Once in awhile, a person comes into your life and changes the trajectory of, not only your own life, but also of the generations yet to come. Today, I want to share a post with you that was written by such a person. Her name is Dani Johnson and if you were to follow just one person and learn from him/her, I highly suggest for that one person to be her. Here is one that I think a lot of our clients can learn from. Enjoy!
A Gallup poll found 51% of adults want to lose weight. Less than half that number, only 25%, are actively and seriously working toward that goal. One weight-loss coach wrote on the Huffington Post, “One of the many excuses I hear for why people don’t lose weight is ‘It’s too expensive.'”
Do you have a weight loss goal? There is a pretty high probability that either you or someone you are very close to has a “gaol” weight. Even if you don’t, I want you to keep reading with me because this advice applies to every addiction or bad habit you might be trying to work on eliminating from your life.
The reality is, if you keep doing what you’ve always done, you will get the same result you’ve always had. You and I live in a culture of excess, and if you keep living in excess you will keep having to go up a notch on your belt, friend.
What I want you to understand is that your cravings are a muscle. When you feed your food cravings, shopping addiction, porn addiction or any other craving, you’re flexing that muscle. The more you feed and exercise that muscle, the stronger those cravings will be. Some of you have had decades of working out that craving muscle.
In the same way, self-control is a muscle. If you flex and work on that muscle, it will grow stronger and your cravings will grow weaker.
So here’s the thing I want you to think about. Identify your food habit, or whatever it is you are trying to cut back on. Track how often you eat out, grab a snack, make a Starbucks run or have a midnight dessert. Instead of trying to cut out 100% overnight, try to cut out just one of those indulgences.
In other words, just cut out those midnight trips to the freezer. After a week or two of that, try to cut out the Starbucks run on top of that. Just work on cutting back your food or calorie intake by 5% or 10% at a time.
When you try to go cold turkey you are setting yourself up for failure. That decade of poor eating habits is not going to change overnight. Those cravings are at their peak, the strongest they have ever been. And when you almost inevitably fail, you feel helpless or like it will never work.
Reaching your personal goals is about two major things:
Knowing yourself. Know your body, your habits and your spending habits. When you know your greatest weaknesses and strengths, you can help steer yourself away from those sore spots!
Giving yourself grace. You will fail! Just work on getting a little better slowly and flexing that self-control muscle.

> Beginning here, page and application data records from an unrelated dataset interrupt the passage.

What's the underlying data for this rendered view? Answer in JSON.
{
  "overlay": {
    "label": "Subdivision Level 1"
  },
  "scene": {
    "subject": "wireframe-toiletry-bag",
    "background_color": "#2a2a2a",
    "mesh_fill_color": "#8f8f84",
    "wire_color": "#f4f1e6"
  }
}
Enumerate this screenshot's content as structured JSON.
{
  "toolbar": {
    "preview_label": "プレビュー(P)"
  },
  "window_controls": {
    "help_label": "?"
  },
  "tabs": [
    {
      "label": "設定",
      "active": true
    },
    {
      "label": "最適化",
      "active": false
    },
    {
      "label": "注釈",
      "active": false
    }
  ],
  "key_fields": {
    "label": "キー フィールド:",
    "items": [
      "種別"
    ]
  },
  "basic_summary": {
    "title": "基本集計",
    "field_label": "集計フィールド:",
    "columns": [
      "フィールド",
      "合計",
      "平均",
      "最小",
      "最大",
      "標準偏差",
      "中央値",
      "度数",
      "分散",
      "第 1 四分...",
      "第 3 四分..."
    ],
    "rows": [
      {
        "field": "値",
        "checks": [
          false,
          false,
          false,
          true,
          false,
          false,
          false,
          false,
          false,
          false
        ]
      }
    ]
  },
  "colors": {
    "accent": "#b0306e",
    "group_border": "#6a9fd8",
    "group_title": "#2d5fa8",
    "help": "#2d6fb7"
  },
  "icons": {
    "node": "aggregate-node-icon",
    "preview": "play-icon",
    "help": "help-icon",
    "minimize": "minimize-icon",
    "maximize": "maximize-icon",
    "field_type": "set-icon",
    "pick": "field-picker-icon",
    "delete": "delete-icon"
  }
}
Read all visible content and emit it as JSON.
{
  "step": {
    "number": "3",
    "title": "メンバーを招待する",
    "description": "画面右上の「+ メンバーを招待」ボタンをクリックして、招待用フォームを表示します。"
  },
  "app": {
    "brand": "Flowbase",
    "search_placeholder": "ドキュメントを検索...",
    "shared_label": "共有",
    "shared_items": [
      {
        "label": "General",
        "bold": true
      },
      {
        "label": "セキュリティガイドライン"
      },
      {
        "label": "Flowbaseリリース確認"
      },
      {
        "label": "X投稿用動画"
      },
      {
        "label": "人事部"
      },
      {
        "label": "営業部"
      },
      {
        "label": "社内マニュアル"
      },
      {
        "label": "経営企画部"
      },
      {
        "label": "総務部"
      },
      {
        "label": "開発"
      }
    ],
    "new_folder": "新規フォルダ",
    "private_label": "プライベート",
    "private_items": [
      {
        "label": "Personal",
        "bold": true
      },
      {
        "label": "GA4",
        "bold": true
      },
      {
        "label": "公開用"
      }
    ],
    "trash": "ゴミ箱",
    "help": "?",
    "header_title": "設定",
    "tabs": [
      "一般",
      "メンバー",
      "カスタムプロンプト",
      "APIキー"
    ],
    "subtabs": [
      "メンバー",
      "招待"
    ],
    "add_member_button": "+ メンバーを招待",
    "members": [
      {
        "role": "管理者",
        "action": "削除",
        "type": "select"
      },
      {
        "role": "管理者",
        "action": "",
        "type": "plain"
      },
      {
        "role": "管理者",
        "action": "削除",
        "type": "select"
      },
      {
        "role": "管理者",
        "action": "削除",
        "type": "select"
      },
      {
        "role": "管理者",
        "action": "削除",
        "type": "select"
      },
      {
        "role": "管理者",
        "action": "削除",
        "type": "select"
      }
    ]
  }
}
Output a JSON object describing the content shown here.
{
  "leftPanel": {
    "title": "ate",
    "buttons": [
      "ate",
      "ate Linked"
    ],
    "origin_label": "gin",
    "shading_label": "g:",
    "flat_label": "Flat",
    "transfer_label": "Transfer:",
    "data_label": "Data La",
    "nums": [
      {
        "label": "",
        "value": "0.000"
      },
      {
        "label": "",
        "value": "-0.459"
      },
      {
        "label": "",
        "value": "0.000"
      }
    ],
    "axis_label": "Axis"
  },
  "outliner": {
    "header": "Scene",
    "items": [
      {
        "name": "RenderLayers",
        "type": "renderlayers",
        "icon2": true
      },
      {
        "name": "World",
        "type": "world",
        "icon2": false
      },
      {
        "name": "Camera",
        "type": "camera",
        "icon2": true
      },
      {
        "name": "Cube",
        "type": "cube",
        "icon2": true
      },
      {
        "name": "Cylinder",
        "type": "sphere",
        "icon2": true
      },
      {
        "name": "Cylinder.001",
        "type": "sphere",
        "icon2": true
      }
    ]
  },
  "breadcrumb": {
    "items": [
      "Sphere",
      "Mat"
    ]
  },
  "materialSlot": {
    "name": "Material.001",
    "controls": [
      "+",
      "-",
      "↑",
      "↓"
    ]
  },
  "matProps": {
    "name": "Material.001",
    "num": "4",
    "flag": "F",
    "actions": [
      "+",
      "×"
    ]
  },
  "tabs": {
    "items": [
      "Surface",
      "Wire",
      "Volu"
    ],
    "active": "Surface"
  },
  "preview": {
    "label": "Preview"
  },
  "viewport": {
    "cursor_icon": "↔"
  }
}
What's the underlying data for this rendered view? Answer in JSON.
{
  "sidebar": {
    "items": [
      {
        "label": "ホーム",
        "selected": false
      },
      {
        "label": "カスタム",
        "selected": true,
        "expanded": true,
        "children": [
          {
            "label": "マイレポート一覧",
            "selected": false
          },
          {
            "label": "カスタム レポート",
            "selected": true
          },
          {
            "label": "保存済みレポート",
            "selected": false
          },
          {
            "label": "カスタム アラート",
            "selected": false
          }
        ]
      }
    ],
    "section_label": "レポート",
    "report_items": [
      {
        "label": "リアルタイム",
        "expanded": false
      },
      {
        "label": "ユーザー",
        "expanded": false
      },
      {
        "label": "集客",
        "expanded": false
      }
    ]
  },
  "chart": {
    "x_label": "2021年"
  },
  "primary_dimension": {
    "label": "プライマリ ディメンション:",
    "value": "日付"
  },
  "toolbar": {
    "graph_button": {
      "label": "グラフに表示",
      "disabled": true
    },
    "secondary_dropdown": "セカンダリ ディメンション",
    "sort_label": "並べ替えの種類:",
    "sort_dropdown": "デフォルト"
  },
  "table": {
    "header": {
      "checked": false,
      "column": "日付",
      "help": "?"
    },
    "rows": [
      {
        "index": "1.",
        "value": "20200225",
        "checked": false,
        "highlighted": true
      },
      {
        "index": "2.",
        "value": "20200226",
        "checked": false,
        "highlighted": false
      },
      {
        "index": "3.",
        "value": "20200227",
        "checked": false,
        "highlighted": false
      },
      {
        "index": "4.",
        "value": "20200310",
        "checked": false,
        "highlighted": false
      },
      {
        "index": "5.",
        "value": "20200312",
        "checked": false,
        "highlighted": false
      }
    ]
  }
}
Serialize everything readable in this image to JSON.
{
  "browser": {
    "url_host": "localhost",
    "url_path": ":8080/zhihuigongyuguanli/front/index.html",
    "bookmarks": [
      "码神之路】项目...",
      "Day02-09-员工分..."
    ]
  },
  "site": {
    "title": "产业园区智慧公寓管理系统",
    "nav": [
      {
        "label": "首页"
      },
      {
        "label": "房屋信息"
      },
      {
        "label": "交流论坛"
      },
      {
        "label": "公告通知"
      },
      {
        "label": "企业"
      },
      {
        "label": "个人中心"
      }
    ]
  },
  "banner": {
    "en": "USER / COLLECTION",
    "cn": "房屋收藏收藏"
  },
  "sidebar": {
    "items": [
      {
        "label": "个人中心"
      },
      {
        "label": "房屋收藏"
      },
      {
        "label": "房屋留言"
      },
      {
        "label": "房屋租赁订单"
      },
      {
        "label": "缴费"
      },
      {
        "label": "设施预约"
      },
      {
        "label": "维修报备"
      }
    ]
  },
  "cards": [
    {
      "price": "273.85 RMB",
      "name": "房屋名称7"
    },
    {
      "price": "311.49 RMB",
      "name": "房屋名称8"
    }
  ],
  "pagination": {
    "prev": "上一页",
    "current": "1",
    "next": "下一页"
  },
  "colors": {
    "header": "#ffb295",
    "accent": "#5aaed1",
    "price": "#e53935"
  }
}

I hope this quick message encouraged you today. When you are working on a weakness or trying to improve a habit, it takes time, support and accountability. If you aren’t willing to be held accountable, you don’t really want to change.
Read the original post and find out how you can get more of Dani’s teachings here: